Top of INFORMATION
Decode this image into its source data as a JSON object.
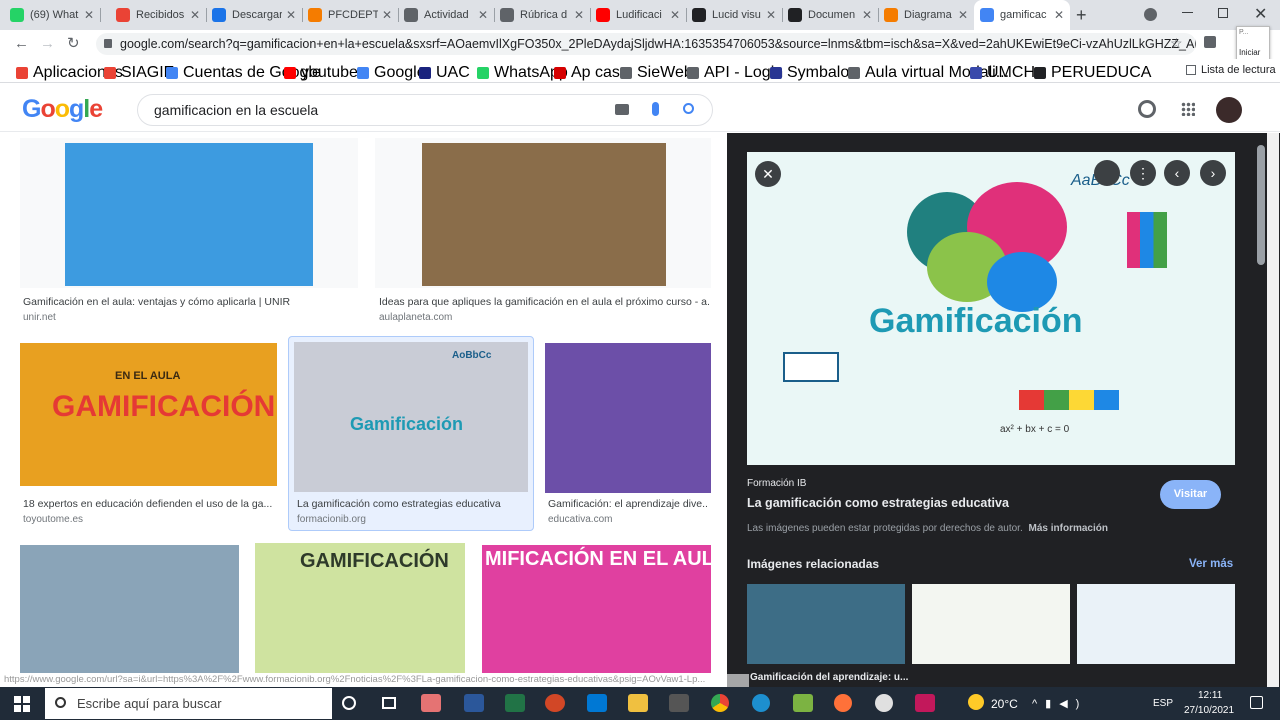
{
  "tabs": [
    {
      "label": "(69) What",
      "color": "#25d366"
    },
    {
      "label": "Recibidos",
      "color": "#ea4335"
    },
    {
      "label": "Descargar",
      "color": "#1a73e8"
    },
    {
      "label": "PFCDEPT",
      "color": "#f57c00"
    },
    {
      "label": "Actividad",
      "color": "#5f6368"
    },
    {
      "label": "Rúbrica d",
      "color": "#5f6368"
    },
    {
      "label": "Ludificaci",
      "color": "#ff0000"
    },
    {
      "label": "Lucid visu",
      "color": "#202124"
    },
    {
      "label": "Documen",
      "color": "#202124"
    },
    {
      "label": "Diagrama",
      "color": "#f57c00"
    },
    {
      "label": "gamificac",
      "color": "#4285f4"
    }
  ],
  "address": "google.com/search?q=gamificacion+en+la+escuela&sxsrf=AOaemvIlXgFO350x_2PleDAydajSljdwHA:1635354706053&source=lnms&tbm=isch&sa=X&ved=2ahUKEwiEt9eCi-vzAhUzlLkGHZZ_AMIQ_AU...",
  "bookmarks": [
    {
      "label": "Aplicaciones",
      "color": "#ea4335"
    },
    {
      "label": "SIAGIE",
      "color": "#ea4335"
    },
    {
      "label": "Cuentas de Google",
      "color": "#4285f4"
    },
    {
      "label": "youtube",
      "color": "#ff0000"
    },
    {
      "label": "Google",
      "color": "#4285f4"
    },
    {
      "label": "UAC",
      "color": "#1a237e"
    },
    {
      "label": "WhatsApp",
      "color": "#25d366"
    },
    {
      "label": "Ap casa",
      "color": "#d50000"
    },
    {
      "label": "SieWeb",
      "color": "#5f6368"
    },
    {
      "label": "API - Login",
      "color": "#5f6368"
    },
    {
      "label": "Symbaloo",
      "color": "#283593"
    },
    {
      "label": "Aula virtual Modali...",
      "color": "#5f6368"
    },
    {
      "label": "UMCH",
      "color": "#3949ab"
    },
    {
      "label": "PERUEDUCA",
      "color": "#202124"
    }
  ],
  "reading_list": "Lista de lectura",
  "iniciar": "Iniciar",
  "logo": "Google",
  "search_query": "gamificacion en la escuela",
  "results": [
    {
      "caption": "Gamificación en el aula: ventajas y cómo aplicarla | UNIR",
      "source": "unir.net",
      "color": "#3d9be0"
    },
    {
      "caption": "Ideas para que apliques la gamificación en el aula el próximo curso - a...",
      "source": "aulaplaneta.com",
      "color": "#8a6d4a"
    },
    {
      "caption": "18 expertos en educación defienden el uso de la ga...",
      "source": "toyoutome.es",
      "color": "#e8a020"
    },
    {
      "caption": "La gamificación como estrategias educativa",
      "source": "formacionib.org",
      "color": "#c9ccd6"
    },
    {
      "caption": "Gamificación: el aprendizaje dive...",
      "source": "educativa.com",
      "color": "#6c4fa8"
    },
    {
      "caption": "",
      "source": "",
      "color": "#8aa4b8"
    },
    {
      "caption": "",
      "source": "",
      "color": "#cfe3a0"
    },
    {
      "caption": "",
      "source": "",
      "color": "#e040a0"
    }
  ],
  "thumb_texts": {
    "r3": "EN EL AULA",
    "r3b": "GAMIFICACIÓN",
    "r4": "AoBbCc",
    "r4b": "Gamificación",
    "r7": "GAMIFICACIÓN",
    "r8": "MIFICACIÓN EN EL AULA"
  },
  "panel": {
    "image_title": "Gamificación",
    "image_abc": "AaBbCc",
    "formula": "ax² + bx + c = 0",
    "site": "Formación IB",
    "title": "La gamificación como estrategias educativa",
    "visit": "Visitar",
    "copyright": "Las imágenes pueden estar protegidas por derechos de autor.",
    "more_info": "Más información",
    "related_heading": "Imágenes relacionadas",
    "see_more": "Ver más",
    "related_caption": "Gamificación del aprendizaje: u..."
  },
  "status_url": "https://www.google.com/url?sa=i&url=https%3A%2F%2Fwww.formacionib.org%2Fnoticias%2F%3FLa-gamificacion-como-estrategias-educativas&psig=AOvVaw1-Lp...",
  "taskbar": {
    "search_placeholder": "Escribe aquí para buscar",
    "temp": "20°C",
    "lang": "ESP",
    "time": "12:11",
    "date": "27/10/2021"
  }
}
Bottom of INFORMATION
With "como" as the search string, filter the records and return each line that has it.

- _FINISHED EXERCISE_
      "caption": "La gamificación como estrategias educativa",
    "title": "La gamificación como estrategias educativa",
  "status_url": "https://www.google.com/url?sa=i&url=https%3A%2F%2Fwww.formacionib.org%2Fnoticias%2F%3FLa-gamificacion-como-estrategias-educativas&psig=AOvVaw1-Lp...",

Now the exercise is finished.